Ing and John’s Street Art, Downtown Newark, New Jersey, USA Part 1
I love street art for many reasons. First of all, the artwork is there for the public. It is for everyone who passes to their destination. Without spending time visiting art galleries or museums, they can see art while they are going to work or getting lunch. Some may pay attention to the artwork and some may not. Some may ask questions about the artwork. I hope, at least the artwork will activate the thought process of those passing by.
I love plants and flowers. It makes me happy when I see the freshness of green leaves and beautiful flowers blooming. Our shop is closed temporally, and the window gate is down. I thought that if I display our artwork and some of the plants from our backyard garden in front of the shop gate, it would make it more pleasant for the people who pass by. I am happy to do it, and I hope the artwork and the plants will help the downtown office workers or others feel fresh and lively.
My first day of Street art was on Friday, July 26, 2019. I took some plants from our backyard garden to display in front of our shop. I started my first display of artwork with “Elephants at the Water Lily Pond” I produced in 1999. There are always people walking by our place, but more during lunch time. Most of them are the office workers. Also, in the evening, people walk by going home from work. Some people are interested in the artwork, and ask questions, while others are oblivious to the artwork that I display.
One week later I changed my artwork to, “By the Water Lily Pond”, which produced in 1998. I added more plants to my display, when the pink blossom flowers of Rose Queen were in full bloom.
This artwork of mine titled, “I Have A Dream – Dr. Martin Luther King, Jr”, I displayed from, Wednesday, August 14, 2019, to August 21, 2019. I produced this work in 2010. I also added more plants to fill the front of shop space.
My Thai classical artwork was displayed on Thursday, August 22, 2019. I produced this artwork in1994.
On Monday, August 28, 2019 John added his work to the display. John’s artwork is on the far left, “Impossible Dreamer”. “Gandhi Man of Peace”, in the middle is my artwork, which I produced in 2000. The far right is John’s artwork “Beneath the Lake”. Thanks to John Watts, my husband, for helping to display the artwork in a better presentation.
Ing-On Vibulbhan-Watts and John Watts, Thursday, October 10, 2019
International Street Art
“The Son of a Migrant from Syria”
Based on an update to his website this morning it appears Banksy visited the Jungle Refugee Camp in Calais, France, one of the largest refugee camps in western Europe. The artist left behind four new artworks, most notably a piece featuring Steve Jobs carrying an early Macintosh computer and a sack over his shoulder noting his background as a “son of a migrant from Syria,” (Jobs was adopted, but his biological father was from Syria). In another piece he references Géricault’s famous Raft of Medusa painting, depicting an imperiled group of people on a sinking raft as they hail a modern cruise ship just on the horizon. The artist previously brought attention to the refuge crisis in a piece at Dismaland earlier this year.

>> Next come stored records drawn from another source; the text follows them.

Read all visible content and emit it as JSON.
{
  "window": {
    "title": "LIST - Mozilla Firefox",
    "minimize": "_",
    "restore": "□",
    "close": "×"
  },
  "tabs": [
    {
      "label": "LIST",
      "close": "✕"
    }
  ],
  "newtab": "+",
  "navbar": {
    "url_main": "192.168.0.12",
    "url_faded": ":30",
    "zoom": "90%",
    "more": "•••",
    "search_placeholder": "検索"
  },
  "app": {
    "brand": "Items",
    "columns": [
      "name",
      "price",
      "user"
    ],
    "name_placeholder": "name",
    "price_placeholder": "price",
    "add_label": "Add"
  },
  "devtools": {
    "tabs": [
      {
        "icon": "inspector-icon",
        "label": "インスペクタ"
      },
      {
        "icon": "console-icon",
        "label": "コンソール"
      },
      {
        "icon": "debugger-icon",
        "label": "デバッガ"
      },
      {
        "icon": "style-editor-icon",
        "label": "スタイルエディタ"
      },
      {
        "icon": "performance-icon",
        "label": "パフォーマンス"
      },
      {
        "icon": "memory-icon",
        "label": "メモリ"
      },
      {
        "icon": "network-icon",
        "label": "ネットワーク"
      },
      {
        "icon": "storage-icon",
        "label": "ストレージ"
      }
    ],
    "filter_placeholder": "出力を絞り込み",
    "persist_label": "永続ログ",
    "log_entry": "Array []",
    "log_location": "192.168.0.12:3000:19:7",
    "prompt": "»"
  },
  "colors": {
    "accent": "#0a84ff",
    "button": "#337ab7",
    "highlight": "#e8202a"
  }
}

In addition to the artworks, part of Banksy’s team installed 12 permanent structures and a makeshift playground inside the squalid Jungle camp using materials left behind from Dismaland, a project he refers to as Dismal Aid.
One of the best ways you can help Syrian refugees is through donations to the UN Refugee Agency.
September 1, 2019 Andrew LaSane
Collaboration with Pascal Vilcollet
French artist Julien Malland, aka Seth Globepainter (previously), has spent the summer exhibiting a large body of work inside and outside of the Institut Culturel Bernard Magrez. Located in Bordeaux, France, the historic chateau was built in the 18th century and now doubles as a cultural center.
Malland’s takeover includes dozens of paintings, installations, and sculptures that have transformed the castle into a colorful record of his travels and a look into his mind.
Titled 1,2,3, Soleil, the exhibition features over 50 of the artist’s faceless characters. Each room in the chateau has a theme that represents one of Malland’s previous projects in countries around the world. Vibrant colors and geometrical shapes are complicated by themes of conflict and loneliness. The exhibition includes site-specific installations as well as collaborative pieces made with artists Mono Gonzalez and Pascal Vilcollet.
The walk through Malland’s world will remain on view in France through October 7, 2019. In addition to his solo show, Malland also recently completed two murals in Denmark as part of Kirk Gallery‘s annual Out in the Open mural initiative. To keep up with the artist’s latest projects, follow him on Instagram.
Seth | ‘Jack in the Box’ | Østerbro 41 | Aalborg | Denmark
For more artwork and information please visit the following link: